The Hounds of Spring

by Sylvia Thompson. Boston: Little, Brown and Company. (An Atlantic Monthly Publication.) 1926. 12mo. xii+264 pp. $2.00.
A SWEET and mellow English rural setting; a prosperous, happy English family, waking incredulously to the reality of war and later ravaged and shattered by it — this seems very familiar material. But in The Hounds of Spring it takes on extraordinary newness. This is a novel of much power. It is closely knit, with a firm hold on its central idea —the evil spiritual heritage of war. Certain pictures stamp themselves sharply and deeply on the reader’s memory: the young lovers, Colin and Zina, in their punt under the willow branches, remote and secure in their small heaven before the premonition of catastrophe has crept in like a cold stirring of wind; the scene of their parting, with its taut emotion and its restraint; the shell-shocked Colin, once so poised and strong, crying helplessly in the Strand, his nerves stampeded by the harsh jangling of a war-time tune on a barrel organ. The element of suspense is superbly managed; and, while expectation is deceived now and then, it is never cheated.

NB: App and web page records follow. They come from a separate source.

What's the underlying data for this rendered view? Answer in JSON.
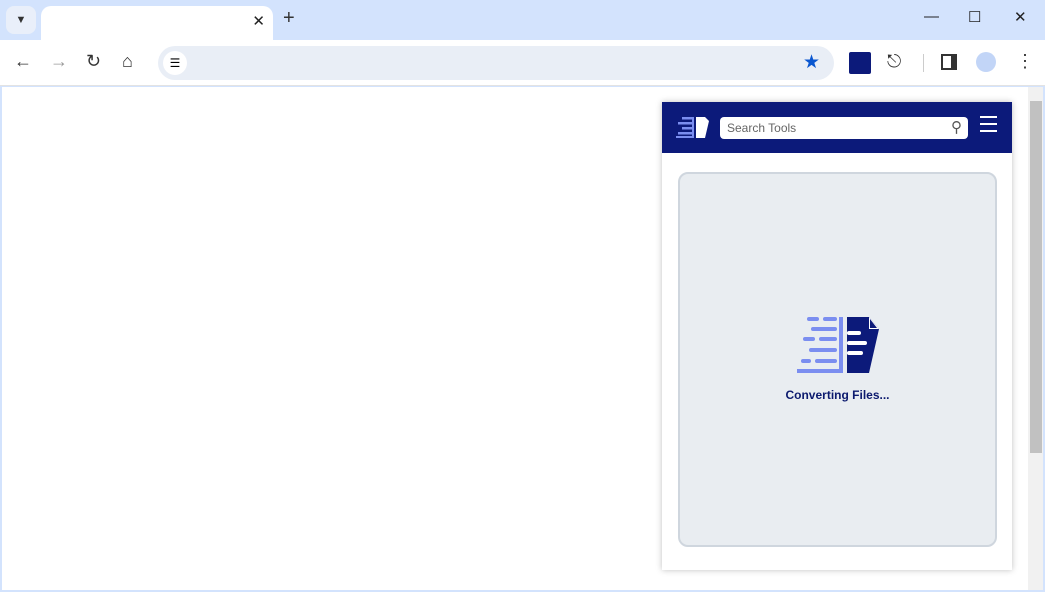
{
  "browser": {
    "tab_title": "",
    "address": "",
    "icons": [
      "tab-search-icon",
      "close-icon",
      "new-tab-icon",
      "minimize-icon",
      "maximize-icon",
      "window-close-icon",
      "back-icon",
      "forward-icon",
      "reload-icon",
      "home-icon",
      "site-settings-icon",
      "bookmark-star-icon",
      "extension-logo-icon",
      "extensions-puzzle-icon",
      "side-panel-icon",
      "profile-icon",
      "menu-dots-icon"
    ],
    "accent": "#0b57d0"
  },
  "popup": {
    "search_placeholder": "Search Tools",
    "status": "Converting Files...",
    "header_color": "#0c1a7a",
    "logo_light": "#7b8ef0",
    "logo_dark": "#0c1a7a"
  }
}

Rather strikingly for a novel so modern in spirit, this one has an almost even balance of interest between plot and psychology. The characters are drawn with humor and keenness, and are very living. At one point, and that a vital turning-point, there is a somewhat gross improbability — the too-quick despairing of Colin’s friends when he is reported by the War Office as ‘missing — believed killed ; but, with this substantial exception, the impression is of absolute truth and consistency. The sympathies and the frictions of family life are skillfully presented; as in the controlled resentment, almost; animosity, that grows up between the mother bereaved of her son and the daughter bereaved of her lover, and in the illusionless relation between the two sisters. Each portrait is clear-cut: Colin, the idealist, who, although he pays toll to the spiritual demoralization of his time, keeps a remnant of faith in the future; Zina, lovely and appealing, but with ‘parsimony of pain’ her only motive; her father, the Anglicized Austrian, who, with his dash of un-English sentimentality, is yet so sane, tolerant, and wise; his wife Cynthia, with her passion of love for her son and her cool, kind, critical affection for her daughters; young Wendy, at the beginning of the story a fat, greedy, and argumentative child, at the end a valiant, honest, clear-headed, ignorant, cocksure girl, type of the world’s perilous hope. The title, with all its beautiful suggestion, is grimly chosen, yet not altogether ironically. For there is at least ‘the half of a broken hope’ at the end. In the quiet, nobility of Colin’s talk with Wendy in the green moonlight under Magdalen Tower, in the wistful boy-and-girl groping of Wendy’s speculations with the Oxford youth in the midst of the clashing vulgarity of the Armistice gala night, there is a suggestion that the ‘battle against disenchantment’ which alone can save the world may already have begun.
ETHEL WALLACE HAWKINS